September 8, 2022

The U.S. Department of Justice (DOJ)’s Office of Overseas Prosecutorial Development, Assistance and Training (OPDAT), with funding by the State Department’s Bureau of International Narcotics and Law Enforcement Affairs (INL), hosted a three-day workshop on international best practices to investigate and prosecute criminal misuses of cryptocurrency in Tallinn, Estonia from September 6 to 8. Estonian prosecutors, Estonian Financial Intelligence Unit (FIU), Estonian Internal Security Service (KAPO), and Estonian Police and Border Guard participated in the workshop.               

Practitioners from DOJ Criminal Division’s International Computer Hacking and Intellectual Property (ICHIP) team, the Federal Bureau of Investigation (FBI)’s Virtual Assets Unit, and U.S. Marshals Service discussed the emerging cyber threat landscape, cryptocurrency investigations and prosecutions, and international cooperation in cybercrime investigations. 

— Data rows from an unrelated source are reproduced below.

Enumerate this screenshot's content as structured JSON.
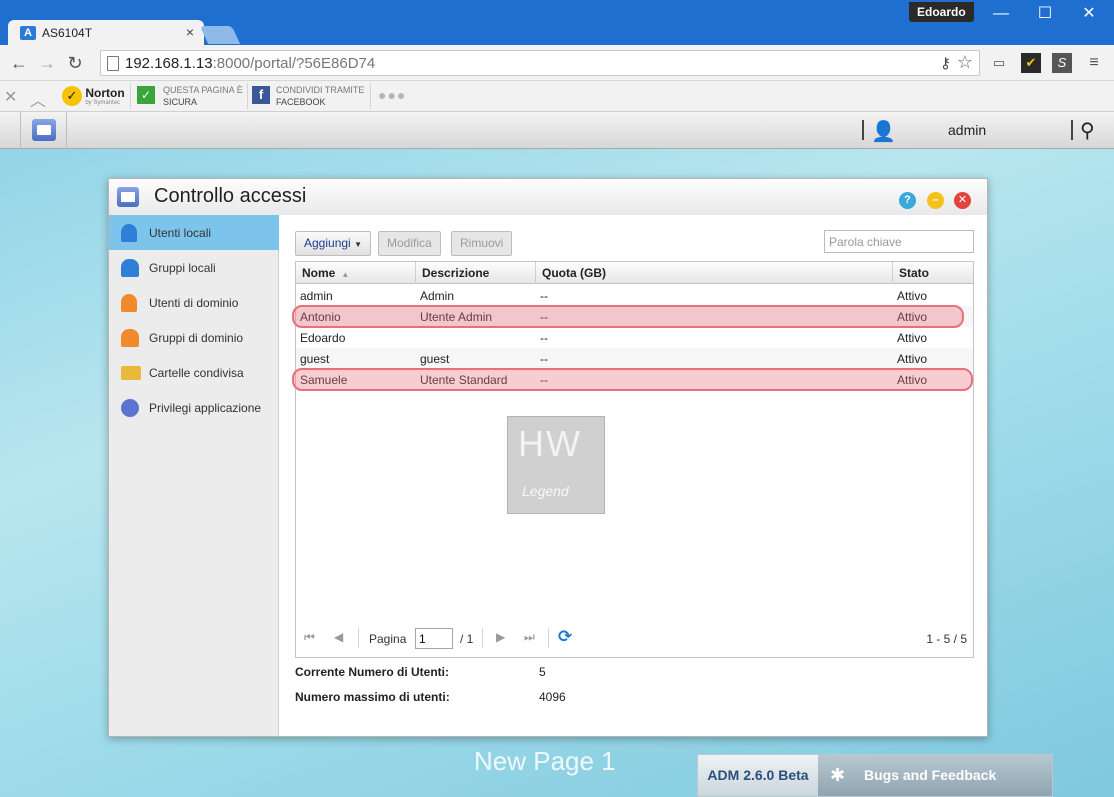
{
  "browser": {
    "tab_title": "AS6104T",
    "tab_favicon": "A",
    "profile_name": "Edoardo",
    "url_host": "192.168.1.13",
    "url_rest": ":8000/portal/?56E86D74",
    "toolbar": {
      "norton_brand": "Norton",
      "norton_sub": "by Symantec",
      "safe_line1": "QUESTA PAGINA È",
      "safe_line2": "SICURA",
      "share_line1": "CONDIVIDI TRAMITE",
      "share_line2": "FACEBOOK"
    }
  },
  "portal": {
    "username": "admin"
  },
  "panel": {
    "title": "Controllo accessi",
    "sidebar": [
      {
        "label": "Utenti locali",
        "icon": "user-icon",
        "color": "#2f7fd6"
      },
      {
        "label": "Gruppi locali",
        "icon": "group-icon",
        "color": "#2f7fd6"
      },
      {
        "label": "Utenti di dominio",
        "icon": "domain-user-icon",
        "color": "#f08a2c"
      },
      {
        "label": "Gruppi di dominio",
        "icon": "domain-group-icon",
        "color": "#f08a2c"
      },
      {
        "label": "Cartelle condivisa",
        "icon": "folder-icon",
        "color": "#e8b93a"
      },
      {
        "label": "Privilegi applicazione",
        "icon": "app-privilege-icon",
        "color": "#5b74d0"
      }
    ],
    "buttons": {
      "add": "Aggiungi",
      "edit": "Modifica",
      "remove": "Rimuovi"
    },
    "search_placeholder": "Parola chiave",
    "columns": [
      "Nome",
      "Descrizione",
      "Quota (GB)",
      "Stato"
    ],
    "rows": [
      {
        "name": "admin",
        "desc": "Admin",
        "quota": "--",
        "status": "Attivo"
      },
      {
        "name": "Antonio",
        "desc": "Utente Admin",
        "quota": "--",
        "status": "Attivo"
      },
      {
        "name": "Edoardo",
        "desc": "",
        "quota": "--",
        "status": "Attivo"
      },
      {
        "name": "guest",
        "desc": "guest",
        "quota": "--",
        "status": "Attivo"
      },
      {
        "name": "Samuele",
        "desc": "Utente Standard",
        "quota": "--",
        "status": "Attivo"
      }
    ],
    "pager": {
      "page_label": "Pagina",
      "page_value": "1",
      "page_total": "/ 1",
      "range": "1 - 5 / 5"
    },
    "stats": {
      "current_label": "Corrente Numero di Utenti:",
      "current_value": "5",
      "max_label": "Numero massimo di utenti:",
      "max_value": "4096"
    }
  },
  "watermark": {
    "line1": "HW",
    "line2": "Legend"
  },
  "footer": {
    "page_name": "New Page 1",
    "version": "ADM 2.6.0 Beta",
    "feedback": "Bugs and Feedback"
  }
}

“Combating the illicit use of digital assets should be a global priority,” said Assistant Attorney General Kenneth A. Polite, Jr. of the Justice Department’s Criminal Division. “A synchronized approach to information and knowledge-sharing best positions law enforcement around the world to disrupt the cyber-enabled criminal enterprises that impact us all.”

“If we have the knowledge and skills to support each other and the willingness to work together, then we will be able to tackle the most covert cyber and cryptocurrency crimes,” said Estonian Prosecutor General Andres Parmas. “The cooperation between Estonian and U.S. law enforcement agencies has been successful in several criminal cases so far and I believe that this workshop will be beneficial for both countries and will make our cooperation even more effective.” 

The United States values cooperation with Estonian counterparts to deter and address cyber threats and cryptocurrency criminal activities. The transnational nature of digital asset technologies requires collaboration with international law enforcement partners to locate and gather digital evidence and to seize and prevent further distribution of digital assets linked to crime.  Working together, law enforcement agencies can better deter, disrupt, investigate, and prosecute cyber and cryptocurrency enabled crime, as well as recover illicit proceeds of those crimes.  

“Combating the illicit use of digital assets and investigating criminal misuse of cryptocurrency is a global concern and one for which the FBI takes a unified and collaborative approach,” said Assistant Director Luis M. Quesada of the FBI’s Criminal Investigative Division. “As Digital assets transcend borders, it is imperative that the FBI and its international partners continue to coordinate our efforts and share information about the criminal enterprises posing continued threats to our citizens. This synchronized approach to sharing information and resources will best position law enforcement to disrupt criminal uses of cryptocurrency and all other virtual assets.”

Learn more about the U.S. Department of Justice’s International Computer Hacking and Intellectual Property (ICHIP) Program, jointly administered by the Criminal Division’s OPDAT and Computer Crime and Intellectual Property Section (CCIPS), here.